Tech Industry

Linuxcare, Turbolinux reverse merger plan

After three months of operating together, the two have called off their merger because of difficulties joining the companies' finances and operations.

After three months of operating as a single company, Turbolinux and Linuxcare have called off their merger because of difficulties joining the companies' finances and operations.

Facing a chilly investor environment regarding the Linux operating system, the two companies announced their intent to merge in January and closed the deal Feb. 21. The justification was that Linuxcare's specialization on services complemented Turbolinux's product emphasis, but now it appears the two different businesses didn't dovetail so smoothly after all.

"I think the goals of the two companies were different," and the economic climate made things worse, Linuxcare Chief Executive Art Tyde said in an interview Tuesday. "There were certainly financial details involved--everything from valuation to cash in the bank and assets."

"It just didn't make financial sense to put the thing together," but the companies will still jointly work with customers, Turbolinux CEO Paul Thomas said. The economic climate has changed since the two companies began talks five or six months ago, he added.

On the Linuxcare side of the house, the company has enough cash to last two years, Tyde said. Turbolinux has "more than enough cash to take us to profitability," he said, though he declined to state when that day would arrive.

But for the funds to last that long, the company will make more major changes. Tyde said that after the merger cancellation details are worked out, Linuxcare likely will lay off more staff, in addition to staff cuts announced in February. And the company will abandon the technical support business plan that had been at its heart since the company started promoting itself in February 1999.

Collapsing Internet businesses, curtailed technology spending and dry venture capital wells have hammered the Linux business landscape, leaving layoffs, restructured business plans and closed companies.

It's a stark change from the Linux heyday, when Linuxcare announced a $32.5 million infusion in December 1999 and Turbolinux trumpeted the $57 million it raised just a month later--the most venture financing any Linux company raised in one fell swoop. Both companies had filed to hold initial public offerings but withdrew the plans.

When the merger was announced, Turbolinux was delighted to be able to call upon Linuxcare to offer services it lacked. Now, with the merger undone, Turbolinux will rely on its own smaller staff and partnerships with other parties to provide the service and consulting work, Thomas said.

Giga Information Group analyst Stacey Quandt never had been in favor of the merger, suggesting Linuxcare would have been better off joining forces with a company with greater market share.

Among Linux software sellers, Red Hat is dominant in the United States, SuSE in Germany and Conectiva in Latin America, Quandt said.

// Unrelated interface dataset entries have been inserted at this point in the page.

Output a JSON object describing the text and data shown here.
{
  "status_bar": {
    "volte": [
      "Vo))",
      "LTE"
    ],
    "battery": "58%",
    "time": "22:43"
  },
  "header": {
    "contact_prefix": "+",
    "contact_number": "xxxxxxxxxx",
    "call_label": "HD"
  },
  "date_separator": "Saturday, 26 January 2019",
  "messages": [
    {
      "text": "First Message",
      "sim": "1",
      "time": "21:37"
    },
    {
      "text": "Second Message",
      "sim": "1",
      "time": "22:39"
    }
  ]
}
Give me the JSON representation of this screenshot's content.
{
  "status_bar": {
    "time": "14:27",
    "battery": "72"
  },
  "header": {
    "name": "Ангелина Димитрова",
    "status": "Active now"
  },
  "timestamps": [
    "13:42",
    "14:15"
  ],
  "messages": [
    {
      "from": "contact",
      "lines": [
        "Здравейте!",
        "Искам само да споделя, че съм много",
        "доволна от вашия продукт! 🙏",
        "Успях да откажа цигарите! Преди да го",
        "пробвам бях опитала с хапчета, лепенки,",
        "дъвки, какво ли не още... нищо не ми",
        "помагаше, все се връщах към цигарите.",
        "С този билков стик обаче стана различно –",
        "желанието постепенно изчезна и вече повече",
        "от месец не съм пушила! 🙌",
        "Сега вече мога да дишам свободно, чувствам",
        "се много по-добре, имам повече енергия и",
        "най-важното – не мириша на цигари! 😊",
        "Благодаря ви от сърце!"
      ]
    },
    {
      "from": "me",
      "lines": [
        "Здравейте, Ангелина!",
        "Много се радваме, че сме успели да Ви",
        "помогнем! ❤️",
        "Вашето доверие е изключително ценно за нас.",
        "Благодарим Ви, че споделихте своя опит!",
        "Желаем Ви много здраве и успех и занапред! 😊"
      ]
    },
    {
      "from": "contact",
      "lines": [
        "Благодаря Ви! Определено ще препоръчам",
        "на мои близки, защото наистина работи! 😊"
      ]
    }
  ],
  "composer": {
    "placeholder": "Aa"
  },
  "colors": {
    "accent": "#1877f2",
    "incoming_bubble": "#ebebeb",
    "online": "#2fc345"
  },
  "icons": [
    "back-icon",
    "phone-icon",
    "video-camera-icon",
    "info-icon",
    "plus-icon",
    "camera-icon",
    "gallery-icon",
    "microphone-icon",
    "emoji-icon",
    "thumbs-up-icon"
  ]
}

"The only market (Turbolinux) claim to have is in Asia-Pacific, more notably Japan," Quandt said. "The integration of the two companies seemed overall questionable."

Thomas acknowledged its difficulties expanding its influence geographically. "On the pure distribution side, we have not made progress in the U.S. Clearly Red Hat continues to dominate that," he said. "Our biggest market share is in Asia-Pacific and Japan."

But the company is concentrating not on distributing as many copies of its software as possible but rather on getting large corporations to use it, Thomas said.

Linuxcare faces issues of its own, though. "Linuxcare has lost people in the transition," Quandt said, including top programmer Andrew Tridgell and two cofounders, Dave Sifty and Dave LaDuke.

Though the merger is off, it's likely Turbolinux and Linuxcare still will work closely together through a strategic partnership, Tyde said.

Though the companies signed a definitive agreement to join forces, such agreements can be canceled under some circumstances, such as shareholder or board disagreement, Tyde said.

Linuxcare got its start offering companies technical support for Linux so customers could bank on having help if something went wrong. The earlier lack of such support had been one criticism of why Linux was weaker than competitors such as Windows or Unix, of which Linux is a clone.

Now, Tyde said, the company is shifting from providing customers with this type of technical support to helping programmers get Linux software written--for example, converting other software to run on Linux or writing software enabling hardware products to work with Linux.

"Technical support is just not a winning proposition in this market," he said. "It's expensive to do. You're not getting a lot of customers."

The failed merger plan hasn't been easy, Tyde said.

"I won't lie and say there wasn't a certain level of disappointment," Tyde said. "You can go into a merger with absolutely all the best intentions. Then, as you work together, as trust is built, you get a handle on what a combined company is like. You learn a lot about yourself, your partners, the core values of the organization."